Within hours of the passage of Bill C-33—the act to include sexual orientation as prohibited grounds for discrimination in the Canadian Human Rights Act—gay New Democrat MP Svend Robinson was predicting big things in the homosexual community. Robinson said Reform Party members were “absolutely correct” in arguing the act will lead to legal marriages, families, and spousal benefits for homosexuals.

But while Robinson celebrates, the majority of Canadians see the passage of Bill C-33 as one more blow to traditional family life in this country.

One has to marvel at the speed and ruthlessness with which the Chrétien Liberals moved with BillC-33. Just weeks ago, Chrétien told his Liberal caucus not to expect such legislation before the next federal election. The legislation later gathered the momentum of a runaway freight rain, flattening any obstacle that got in its misguided path.

The prime minister was intent on ramrodding the unamended bill through the house over the objections of some brave members of his own party.

And what was to be made of Justice Minister Allan Rock’s pathetic attempt to justify the resolution by citing highly selected passages of the Catholic Church catechism on the pastoral care of homosexual persons? It didn’t take long for Canadians to recognize the minister’s action as nothing more then self-serving, meaningless rhetoric.

Chrétien and Rock had said repeatedly that Bill C-33 deals exclusivity with discrimination and has nothing to do with marriage, the family, and spousal benefits. We reserve the right to be more cynical, especially in light of Robinson’s comments. Sources within Rock’s own ministry have indicated that there is more at stake here than the perfectly legitimate objective of discrimination against homosexuals.

Even while Bill C-33 was in final debate, a leaked Judicial Department document showed Allan Rock’s planned amendments to the law which would allow same-sex marriages and benefits. So much for the Liberal’s claim that the legislation is simply an anti-discrimination measure.

A number of church and pro-family groups petitioned the government to show restraint on such an important issue. Many of these same groups called for amendments to the legislation, including a precise definition of sexual orientation. In the absence of such a definition, future court rulings could open the door to legal protection of deviant lifestyles. These concerns were swept aside in the government’s rush to protect homosexual unions.

As we’ve stated several times before, homosexuals are entitled to the same human rights as any other members of society. They should be afforded the same dignity, respect, and freedom from discrimination as any other person. What we must oppose however, is special status for individuals based on lifestyle.

In the wake of the final vote, Prime Minister Chrétien said he was proud of the way the government handled Bill C-33. Chrétien’s pride notwithstanding, we suggest Bill C-33 and its aftermath will further erode the respect Canadians hold for their political leaders.
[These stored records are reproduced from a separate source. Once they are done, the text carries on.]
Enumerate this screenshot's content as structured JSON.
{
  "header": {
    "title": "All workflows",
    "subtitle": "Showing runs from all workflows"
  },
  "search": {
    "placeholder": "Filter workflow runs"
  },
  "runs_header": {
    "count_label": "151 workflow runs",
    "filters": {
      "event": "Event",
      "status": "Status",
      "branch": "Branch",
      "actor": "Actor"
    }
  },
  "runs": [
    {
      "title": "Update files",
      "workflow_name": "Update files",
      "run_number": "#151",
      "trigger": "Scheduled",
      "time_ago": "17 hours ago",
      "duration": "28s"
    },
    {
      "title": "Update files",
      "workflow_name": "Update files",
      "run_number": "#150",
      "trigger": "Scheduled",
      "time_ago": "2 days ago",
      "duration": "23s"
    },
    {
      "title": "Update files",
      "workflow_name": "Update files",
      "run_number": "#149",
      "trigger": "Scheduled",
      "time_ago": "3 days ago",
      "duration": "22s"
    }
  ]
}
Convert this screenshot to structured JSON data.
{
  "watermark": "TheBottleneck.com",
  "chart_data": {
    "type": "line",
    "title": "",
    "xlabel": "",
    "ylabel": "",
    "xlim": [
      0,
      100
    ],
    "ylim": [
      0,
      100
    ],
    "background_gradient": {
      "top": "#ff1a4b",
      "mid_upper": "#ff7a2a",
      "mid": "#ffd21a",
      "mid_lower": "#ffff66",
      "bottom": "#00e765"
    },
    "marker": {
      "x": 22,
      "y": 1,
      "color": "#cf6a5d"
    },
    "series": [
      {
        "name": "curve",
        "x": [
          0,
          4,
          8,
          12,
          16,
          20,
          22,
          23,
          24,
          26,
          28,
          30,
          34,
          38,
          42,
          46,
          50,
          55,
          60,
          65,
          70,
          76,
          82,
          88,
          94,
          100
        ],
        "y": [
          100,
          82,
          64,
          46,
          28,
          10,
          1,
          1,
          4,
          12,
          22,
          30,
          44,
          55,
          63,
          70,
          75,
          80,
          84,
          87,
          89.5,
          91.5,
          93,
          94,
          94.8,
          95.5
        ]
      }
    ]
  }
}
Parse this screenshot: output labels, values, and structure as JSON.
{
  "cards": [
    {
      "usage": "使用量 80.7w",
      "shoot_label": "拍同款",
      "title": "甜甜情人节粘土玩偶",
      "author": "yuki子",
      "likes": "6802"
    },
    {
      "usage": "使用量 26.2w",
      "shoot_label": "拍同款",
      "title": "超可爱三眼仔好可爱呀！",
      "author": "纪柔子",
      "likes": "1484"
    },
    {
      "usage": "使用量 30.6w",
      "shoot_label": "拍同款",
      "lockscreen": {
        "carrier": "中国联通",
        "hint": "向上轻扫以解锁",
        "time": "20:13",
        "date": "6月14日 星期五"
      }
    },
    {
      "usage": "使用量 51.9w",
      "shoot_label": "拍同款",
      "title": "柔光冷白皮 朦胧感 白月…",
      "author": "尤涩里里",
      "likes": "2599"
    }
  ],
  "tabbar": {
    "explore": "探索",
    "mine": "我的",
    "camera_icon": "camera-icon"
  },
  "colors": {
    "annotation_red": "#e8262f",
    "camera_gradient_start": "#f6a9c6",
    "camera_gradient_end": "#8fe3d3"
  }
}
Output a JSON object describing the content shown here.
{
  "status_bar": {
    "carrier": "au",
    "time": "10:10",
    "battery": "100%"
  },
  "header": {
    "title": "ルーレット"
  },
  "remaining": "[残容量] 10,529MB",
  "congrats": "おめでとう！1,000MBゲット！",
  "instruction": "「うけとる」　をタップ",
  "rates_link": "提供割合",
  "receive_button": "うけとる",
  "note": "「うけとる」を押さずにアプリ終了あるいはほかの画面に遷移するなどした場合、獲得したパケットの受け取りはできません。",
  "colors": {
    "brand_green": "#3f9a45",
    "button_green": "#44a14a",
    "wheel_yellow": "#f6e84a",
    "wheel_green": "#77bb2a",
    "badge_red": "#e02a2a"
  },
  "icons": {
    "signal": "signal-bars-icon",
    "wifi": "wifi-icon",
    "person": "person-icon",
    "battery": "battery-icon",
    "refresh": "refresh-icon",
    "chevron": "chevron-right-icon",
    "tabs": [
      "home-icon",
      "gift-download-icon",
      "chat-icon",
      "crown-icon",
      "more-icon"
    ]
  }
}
In the words of Reform Party member Mike Scott just prior to the final vote: “It is certainly a sad day for our nation that the government is moving with as much speed as I have ever seen on any piece of legislation to ram this through and make it a done deal before Canadians even realize what is going on… Politics in Canada in 1996 is a dirty, rotten, slimy business.”